━━━ Provided information ━━━

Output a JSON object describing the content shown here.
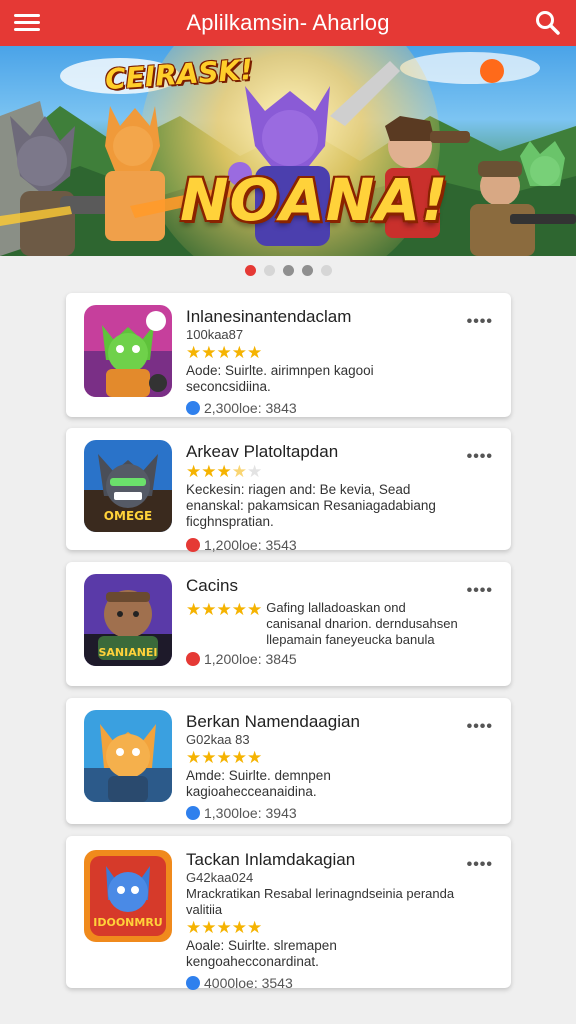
{
  "app_bar": {
    "title": "Aplilkamsin- Aharlog",
    "color": "#e53935"
  },
  "banner": {
    "top_text": "CEIRASK!",
    "main_text": "NOANA!"
  },
  "carousel": {
    "count": 5,
    "active_index": 0
  },
  "apps": [
    {
      "name": "Inlanesinantendaclam",
      "sub": "100kaa87",
      "rating": 5,
      "desc": "Aode: Suirlte. airimnpen kagooi seconcsidiina.",
      "meta": "2,300loe: 3843",
      "icon_text": "",
      "badge_color": "#2f80ed"
    },
    {
      "name": "Arkeav Platoltapdan",
      "sub": "",
      "rating": 3.5,
      "desc": "Keckesin: riagen and: Be kevia, Sead enanskal: pakamsican Resaniagadabiang ficghnspratian.",
      "meta": "1,200loe: 3543",
      "icon_text": "OMEGE",
      "badge_color": "#e53935"
    },
    {
      "name": "Cacins",
      "sub": "",
      "rating": 5,
      "desc": "Gafing lalladoaskan ond canisanal dnarion. derndusahsen llepamain faneyeucka banula",
      "meta": "1,200loe: 3845",
      "icon_text": "SANIANEI",
      "badge_color": "#e53935"
    },
    {
      "name": "Berkan Namendaagian",
      "sub": "G02kaa 83",
      "rating": 5,
      "desc": "Amde: Suirlte. demnpen kagioahecceanaidina.",
      "meta": "1,300loe: 3943",
      "icon_text": "",
      "badge_color": "#2f80ed"
    },
    {
      "name": "Tackan Inlamdakagian",
      "sub": "G42kaa024",
      "rating": 5,
      "desc": "Mrackratikan Resabal lerinagndseinia peranda valitiia",
      "desc2": "Aoale: Suirlte. slremapen kengoahecconardinat.",
      "meta": "4000loe: 3543",
      "icon_text": "IDOONMRU",
      "badge_color": "#2f80ed"
    }
  ]
}
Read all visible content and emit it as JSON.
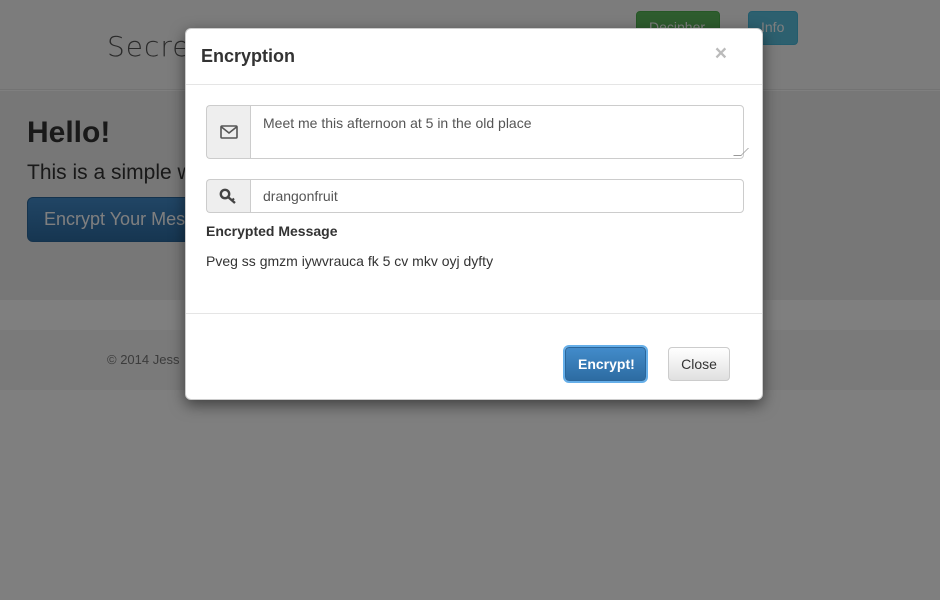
{
  "navbar": {
    "brand": "Secret",
    "decipher_label": "Decipher",
    "info_label": "Info"
  },
  "jumbotron": {
    "title": "Hello!",
    "text": "This is a simple w",
    "button_label": "Encrypt Your Mes"
  },
  "footer": {
    "text": "© 2014 Jess"
  },
  "modal": {
    "title": "Encryption",
    "close_glyph": "×",
    "message_value": "Meet me this afternoon at 5 in the old place",
    "message_icon": "envelope-icon",
    "key_value": "drangonfruit",
    "key_icon": "key-icon",
    "result_label": "Encrypted Message",
    "result_text": "Pveg ss gmzm iywvrauca fk 5 cv mkv oyj dyfty",
    "encrypt_label": "Encrypt!",
    "close_label": "Close"
  },
  "colors": {
    "primary": "#428bca",
    "success": "#5cb85c",
    "info": "#5bc0de"
  }
}
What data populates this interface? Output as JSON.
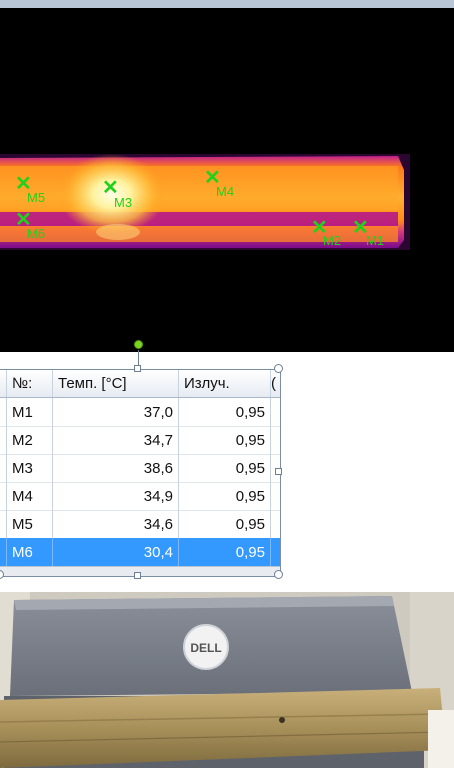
{
  "measurement_markers": [
    {
      "id": "M1"
    },
    {
      "id": "M2"
    },
    {
      "id": "M3"
    },
    {
      "id": "M4"
    },
    {
      "id": "M5"
    },
    {
      "id": "M6"
    }
  ],
  "table": {
    "headers": [
      "№:",
      "Темп. [°C]",
      "Излуч.",
      "("
    ],
    "rows": [
      {
        "num": "M1",
        "temp": "37,0",
        "emiss": "0,95"
      },
      {
        "num": "M2",
        "temp": "34,7",
        "emiss": "0,95"
      },
      {
        "num": "M3",
        "temp": "38,6",
        "emiss": "0,95"
      },
      {
        "num": "M4",
        "temp": "34,9",
        "emiss": "0,95"
      },
      {
        "num": "M5",
        "temp": "34,6",
        "emiss": "0,95"
      },
      {
        "num": "M6",
        "temp": "30,4",
        "emiss": "0,95",
        "selected": true
      }
    ]
  },
  "colors": {
    "marker": "#22d11b",
    "selection": "#3399ff",
    "hot_core": "#fffbd0",
    "hot_body": "#ff9b1a",
    "cool_edge": "#b0108e"
  },
  "photo": {
    "logo_text": "DELL"
  }
}
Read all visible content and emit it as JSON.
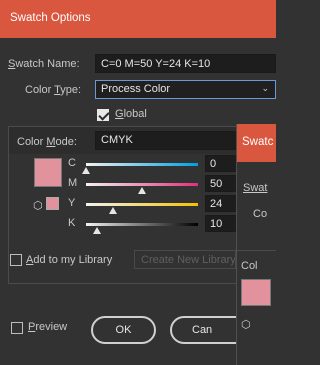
{
  "dialog": {
    "title": "Swatch Options",
    "swatch_name": {
      "label_prefix": "S",
      "label_rest": "watch Name:",
      "value": "C=0 M=50 Y=24 K=10"
    },
    "color_type": {
      "label_pre": "Color ",
      "label_u": "T",
      "label_rest": "ype:",
      "value": "Process Color"
    },
    "global": {
      "label_u": "G",
      "label_rest": "lobal",
      "checked": true
    },
    "color_mode": {
      "label_pre": "Color ",
      "label_u": "M",
      "label_rest": "ode:",
      "value": "CMYK"
    },
    "swatch_color": "#e2929d",
    "sliders": [
      {
        "label": "C",
        "value": "0",
        "percent": 0
      },
      {
        "label": "M",
        "value": "50",
        "percent": 50
      },
      {
        "label": "Y",
        "value": "24",
        "percent": 24
      },
      {
        "label": "K",
        "value": "10",
        "percent": 10
      }
    ],
    "library": {
      "label_u": "A",
      "label_rest": "dd to my Library",
      "checked": false,
      "create_button": "Create New Library..."
    },
    "preview": {
      "label_u": "P",
      "label_rest": "review",
      "checked": false
    },
    "ok_label": "OK",
    "cancel_label": "Can"
  },
  "second_dialog": {
    "title": "Swatc",
    "swatch_name_label": "Swat",
    "color_label": "Co",
    "mode_label": "Col"
  }
}
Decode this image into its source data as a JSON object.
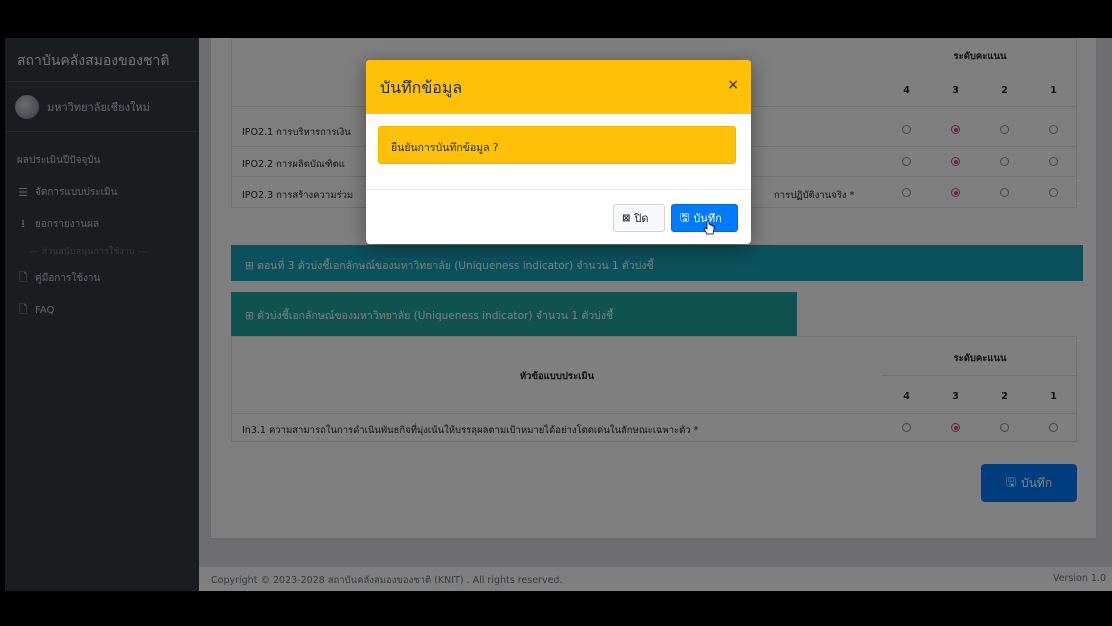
{
  "sidebar": {
    "brand": "สถาบันคลังสมองของชาติ",
    "user": "มหาวิทยาลัยเชียงใหม่",
    "items": [
      {
        "label": "ผลประเมินปีปัจจุบัน",
        "icon": ""
      },
      {
        "label": "จัดการแบบประเมิน",
        "icon": "list-check-icon"
      },
      {
        "label": "ยอกรายงานผล",
        "icon": "download-icon"
      }
    ],
    "header": "--- ส่วนสนับสนุนการใช้งาน ---",
    "support": [
      {
        "label": "คู่มือการใช้งาน",
        "icon": "file-icon"
      },
      {
        "label": "FAQ",
        "icon": "file-icon"
      }
    ]
  },
  "table1": {
    "score_header": "ระดับคะแนน",
    "levels": [
      "4",
      "3",
      "2",
      "1"
    ],
    "rows": [
      {
        "text": "IPO2.1 การบริหารการเงิน",
        "selected": "3"
      },
      {
        "text": "IPO2.2 การผลิตบัณฑิตแ",
        "selected": "3"
      },
      {
        "text": "IPO2.3 การสร้างความร่วม",
        "suffix": "การปฏิบัติงานจริง *",
        "selected": "3"
      }
    ]
  },
  "section3_banner": "ตอนที่ 3 ตัวบ่งชี้เอกลักษณ์ของมหาวิทยาลัย (Uniqueness indicator) จำนวน 1 ตัวบ่งชี้",
  "indicator_banner": "ตัวบ่งชี้เอกลักษณ์ของมหาวิทยาลัย (Uniqueness indicator) จำนวน 1 ตัวบ่งชี้",
  "table2": {
    "topic_header": "หัวข้อแบบประเมิน",
    "score_header": "ระดับคะแนน",
    "levels": [
      "4",
      "3",
      "2",
      "1"
    ],
    "rows": [
      {
        "text": "In3.1 ความสามารถในการดำเนินพันธกิจที่มุ่งเน้นให้บรรลุผลตามเป้าหมายได้อย่างโดดเด่นในลักษณะเฉพาะตัว *",
        "selected": "3"
      }
    ]
  },
  "save_button": "บันทึก",
  "footer": {
    "copyright": "Copyright © 2023-2028 สถาบันคลังสมองของชาติ (KNIT) . All rights reserved.",
    "version": "Version 1.0"
  },
  "modal": {
    "title": "บันทึกข้อมูล",
    "close_symbol": "×",
    "message": "ยืนยันการบันทึกข้อมูล ?",
    "close_label": "ปิด",
    "save_label": "บันทึก"
  },
  "colors": {
    "sidebar": "#343a40",
    "modal_header": "#ffc107",
    "primary": "#007bff",
    "banner_teal": "#17a2b8",
    "radio_selected": "#e83e8c"
  }
}
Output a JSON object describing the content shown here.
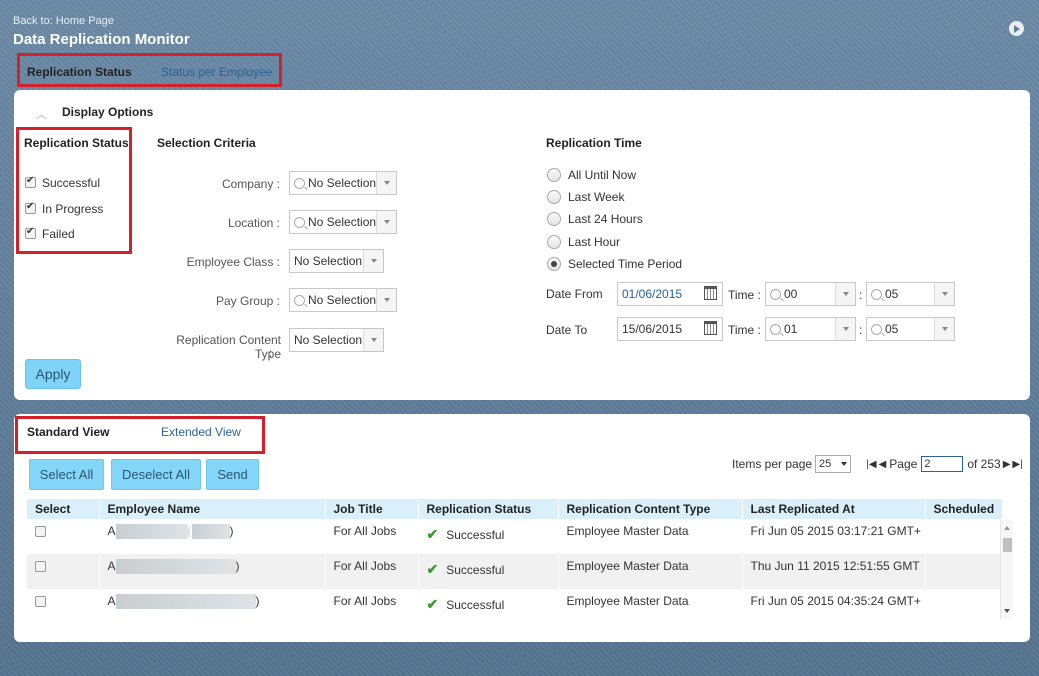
{
  "header": {
    "back_link": "Back to: Home Page",
    "title": "Data Replication Monitor"
  },
  "top_tabs": [
    "Replication Status",
    "Status per Employee"
  ],
  "display_options": {
    "title": "Display Options",
    "replication_status": {
      "title": "Replication Status",
      "options": [
        {
          "label": "Successful",
          "checked": true
        },
        {
          "label": "In Progress",
          "checked": true
        },
        {
          "label": "Failed",
          "checked": true
        }
      ]
    },
    "selection_criteria": {
      "title": "Selection Criteria",
      "fields": [
        {
          "label": "Company :",
          "value": "No Selection"
        },
        {
          "label": "Location :",
          "value": "No Selection"
        },
        {
          "label": "Employee Class :",
          "value": "No Selection"
        },
        {
          "label": "Pay Group :",
          "value": "No Selection"
        },
        {
          "label": "Replication Content Type",
          "label2": ":",
          "value": "No Selection"
        }
      ]
    },
    "replication_time": {
      "title": "Replication Time",
      "options": [
        "All Until Now",
        "Last Week",
        "Last 24 Hours",
        "Last Hour",
        "Selected Time Period"
      ],
      "selected": "Selected Time Period",
      "date_from_label": "Date From",
      "date_from": "01/06/2015",
      "date_to_label": "Date To",
      "date_to": "15/06/2015",
      "time_label": "Time :",
      "from_hour": "00",
      "from_minute": "05",
      "to_hour": "01",
      "to_minute": "05",
      "colon": ":"
    },
    "apply_label": "Apply"
  },
  "view_tabs": [
    "Standard View",
    "Extended View"
  ],
  "toolbar": {
    "select_all": "Select All",
    "deselect_all": "Deselect All",
    "send": "Send"
  },
  "pager": {
    "items_label": "Items per page",
    "items_value": "25",
    "page_label": "Page",
    "page_value": "2",
    "of_label": "of 253"
  },
  "table": {
    "columns": [
      "Select",
      "Employee Name",
      "Job Title",
      "Replication Status",
      "Replication Content Type",
      "Last Replicated At",
      "Scheduled"
    ],
    "rows": [
      {
        "name_prefix": "A",
        "name_suffix": ")",
        "job": "For All Jobs",
        "status": "Successful",
        "content": "Employee Master Data",
        "last": "Fri Jun 05 2015 03:17:21 GMT+",
        "scheduled": ""
      },
      {
        "name_prefix": "A",
        "name_suffix": ")",
        "job": "For All Jobs",
        "status": "Successful",
        "content": "Employee Master Data",
        "last": "Thu Jun 11 2015 12:51:55 GMT",
        "scheduled": ""
      },
      {
        "name_prefix": "A",
        "name_suffix": ")",
        "job": "For All Jobs",
        "status": "Successful",
        "content": "Employee Master Data",
        "last": "Fri Jun 05 2015 04:35:24 GMT+",
        "scheduled": ""
      }
    ]
  },
  "colors": {
    "background": "#5d7d9a",
    "highlight_box": "#d4202a",
    "button": "#84d6f8",
    "success": "#3a9b2f"
  }
}
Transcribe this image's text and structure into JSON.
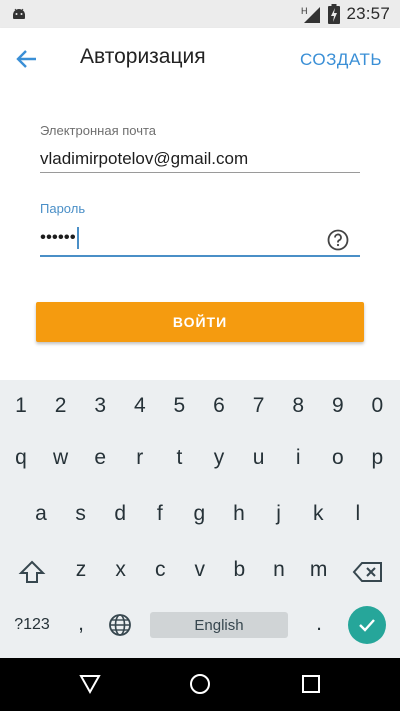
{
  "status_bar": {
    "time": "23:57",
    "network_label": "H",
    "icons": [
      "android-icon",
      "signal-icon",
      "battery-charging-icon"
    ]
  },
  "app_bar": {
    "back_icon": "arrow-left-icon",
    "title": "Авторизация",
    "action_label": "СОЗДАТЬ"
  },
  "form": {
    "email": {
      "label": "Электронная почта",
      "value": "vladimirpotelov@gmail.com"
    },
    "password": {
      "label": "Пароль",
      "value": "••••••",
      "help_icon": "question-circle-icon"
    },
    "submit_label": "ВОЙТИ"
  },
  "keyboard": {
    "rows": [
      [
        "1",
        "2",
        "3",
        "4",
        "5",
        "6",
        "7",
        "8",
        "9",
        "0"
      ],
      [
        "q",
        "w",
        "e",
        "r",
        "t",
        "y",
        "u",
        "i",
        "o",
        "p"
      ],
      [
        "a",
        "s",
        "d",
        "f",
        "g",
        "h",
        "j",
        "k",
        "l"
      ],
      [
        "z",
        "x",
        "c",
        "v",
        "b",
        "n",
        "m"
      ]
    ],
    "symbols_label": "?123",
    "comma_label": ",",
    "period_label": ".",
    "space_label": "English",
    "icons": [
      "shift-icon",
      "backspace-icon",
      "globe-icon",
      "enter-check-icon"
    ]
  },
  "nav_bar": {
    "icons": [
      "back-triangle-icon",
      "home-circle-icon",
      "recents-square-icon"
    ]
  },
  "colors": {
    "accent": "#3a8fd6",
    "focus": "#4a8fc7",
    "button": "#f59b0f",
    "enter_key": "#26a69a",
    "keyboard_bg": "#eceff1"
  }
}
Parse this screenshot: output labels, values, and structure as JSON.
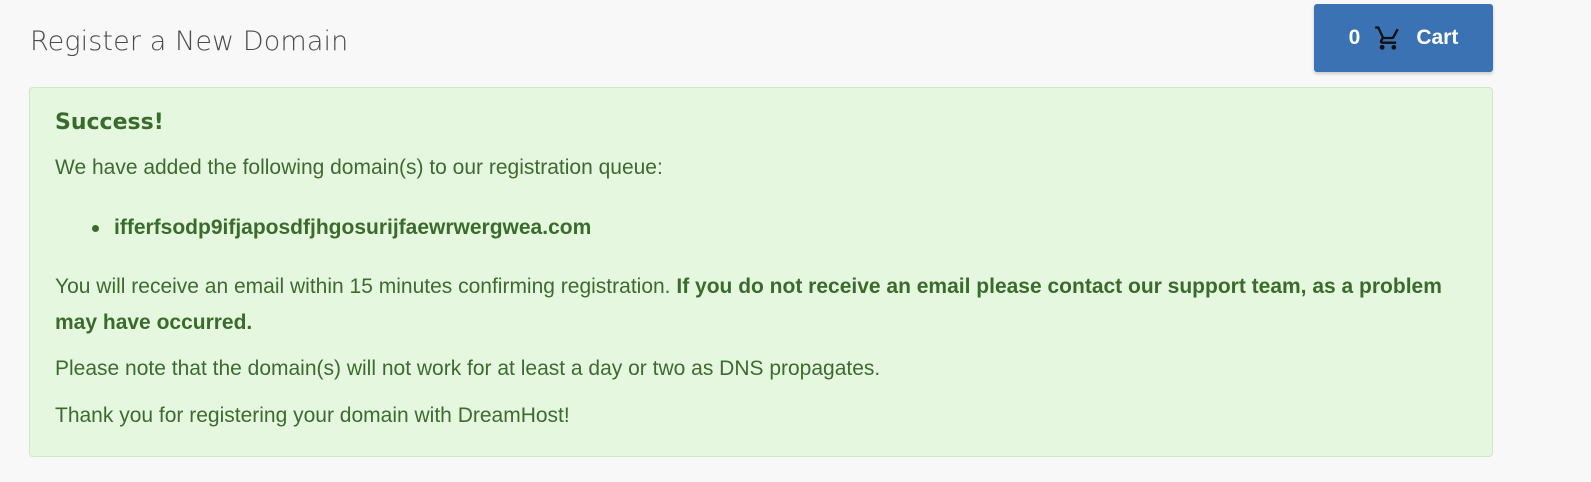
{
  "header": {
    "title": "Register a New Domain"
  },
  "cart": {
    "count": "0",
    "label": "Cart",
    "icon": "cart-icon",
    "color": "#3b72b4"
  },
  "alert": {
    "heading": "Success!",
    "intro": "We have added the following domain(s) to our registration queue:",
    "domains": [
      "ifferfsodp9ifjaposdfjhgosurijfaewrwergwea.com"
    ],
    "confirm_text": "You will receive an email within 15 minutes confirming registration.",
    "confirm_bold": "If you do not receive an email please contact our support team, as a problem may have occurred.",
    "dns_note": "Please note that the domain(s) will not work for at least a day or two as DNS propagates.",
    "thanks": "Thank you for registering your domain with DreamHost!",
    "background": "#e5f7df",
    "text_color": "#3b6b2c"
  }
}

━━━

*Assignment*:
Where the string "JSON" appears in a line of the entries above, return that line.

*Answer to this problem*:
Output a JSON object describing the content shown here.
Read all visible content and emit it as JSON.
What data populates this interface? Output as JSON.
Read all visible content and emit it as JSON.
Decode this image into its source data as a JSON object.
Output a JSON object describing the content shown here.
Transcribe this image's text and structure into JSON.
Parse this screenshot: output labels, values, and structure as JSON.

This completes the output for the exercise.